Reply

  #1  
Old 01-10-05, 09:48 AM
donaha
Visiting Guest
Posts: n/a
Red face 2-cycle engine cooked?

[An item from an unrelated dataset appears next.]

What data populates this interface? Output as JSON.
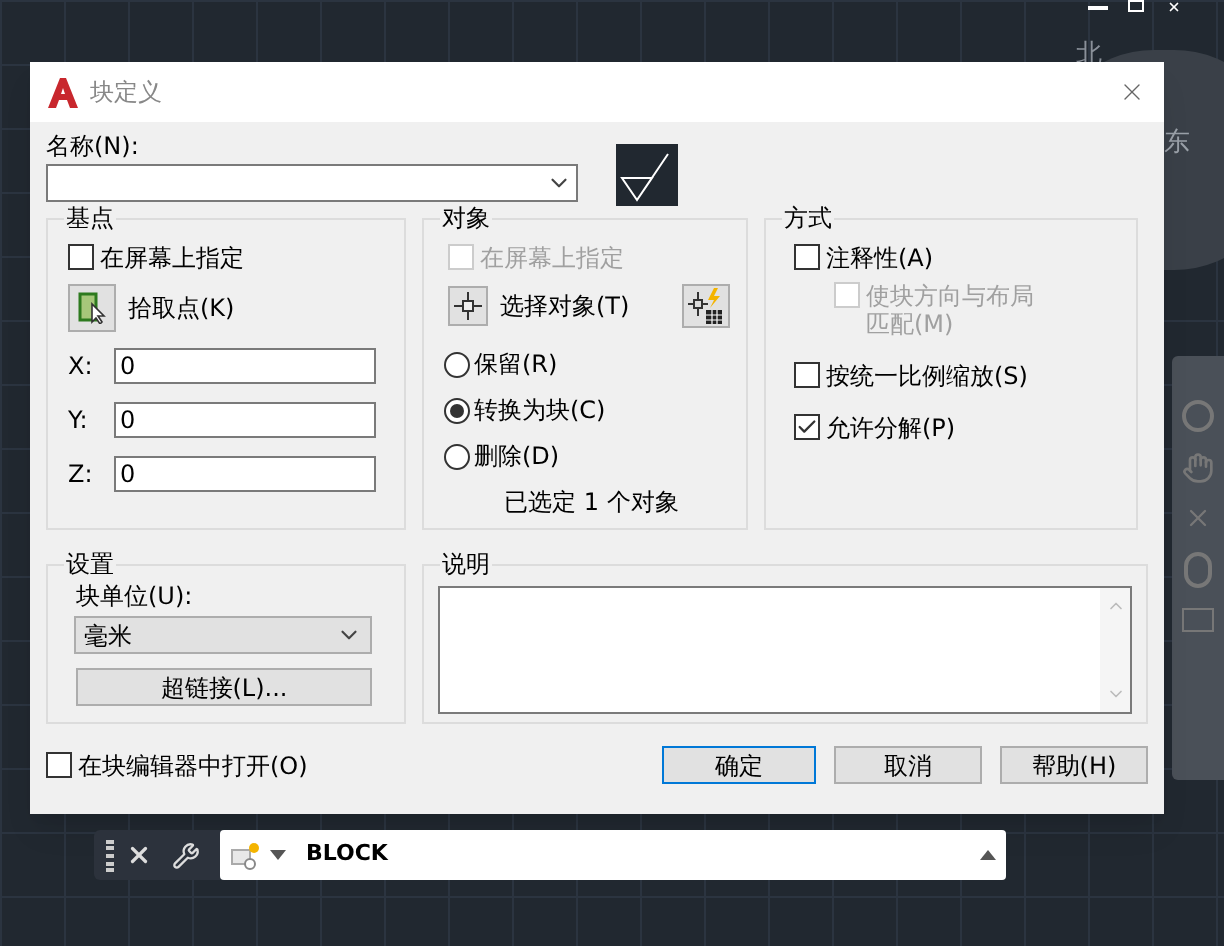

After 2 hours of snothrowing (Ariens 722 with Tecumseh HSK 600-870 2 cycle engine) it stopped and I could not re-start it I realized that I had forgotten to add the oil to the gasoline. The question is: is the engine "cooked" or can it be fixed?
 
Sponsored Links
  #2  
Old 01-10-05, 01:58 PM
Member
Join Date: Mar 2000
Location: Lake Murray, SC USA
Posts: 1,461
You will probably know pretty quickly with a compression check. After which I would visit the Ariens website, and find their tech support number. I don't have it handy or I would post it, but ask for Al. He has been a great help to me.
 
  #3  
Old 01-10-05, 05:57 PM
Member
Join Date: Dec 2004
Posts: 36
I am amazed that you got 2 hours running time with no oil (unless there was premix still in the tank prior) Anyway, not real sure about Tecumseh in particular, but in general, 2 cycle engines are very rebuildable. You would almost certainly looking at a new, oversized piston and rings, wrist pin and bearings. (this repair would also include boring out the cylinder to fit the new piston & rings) More extensive damages would include connecting rod, crank bearings and possibly a crank pin, which would involve rebuilding of the crank shaft. (if Tecumseh's cranks are rebuildable). Answer to your question about it being fixable, probably yes. Would it be worth the cost of repair? That would depend on the extent of damage verses the cost of a replacement engine. Either case it should be much cheaper then replacing the snow blower.
A compression test on a 2 cycle engine will tell you nothing more then you already know. You already admitted that you forgot to premix the gas, so you can be assured it won't pass a compression test and a compression test will not point out any extent of damages. First step I would do is look at the spark plug. If there is any fusion of particles on the plug or signs of melting aluminum then you might have burned a hold in your piston. If this happens then you can expect some lower end damage from the metal particles getting in around the crank bearing. Ultimately, you would need to remove the head and cylinder to do a visual inspection. 2 cycle engines are relatively simple to dismantle for a visual inspection. So if you have or have a friend with mechanical ability, you might want to pick up a service manual on this particular engine and perform the initial inspection yourself to determine if you should consider paying for a repair.

Nelson
 

Last edited by Elso; 01-10-05 at 06:23 PM.
Reply

Posting Rules
You may not post new threads
You may not post replies
You may not post attachments
You may not edit your posts

BB code is On
Smilies are On
[IMG] code is On
HTML code is Off
Trackbacks are Off
Pingbacks are Off
Refbacks are Off


Thread Tools
Search this Thread
Display Modes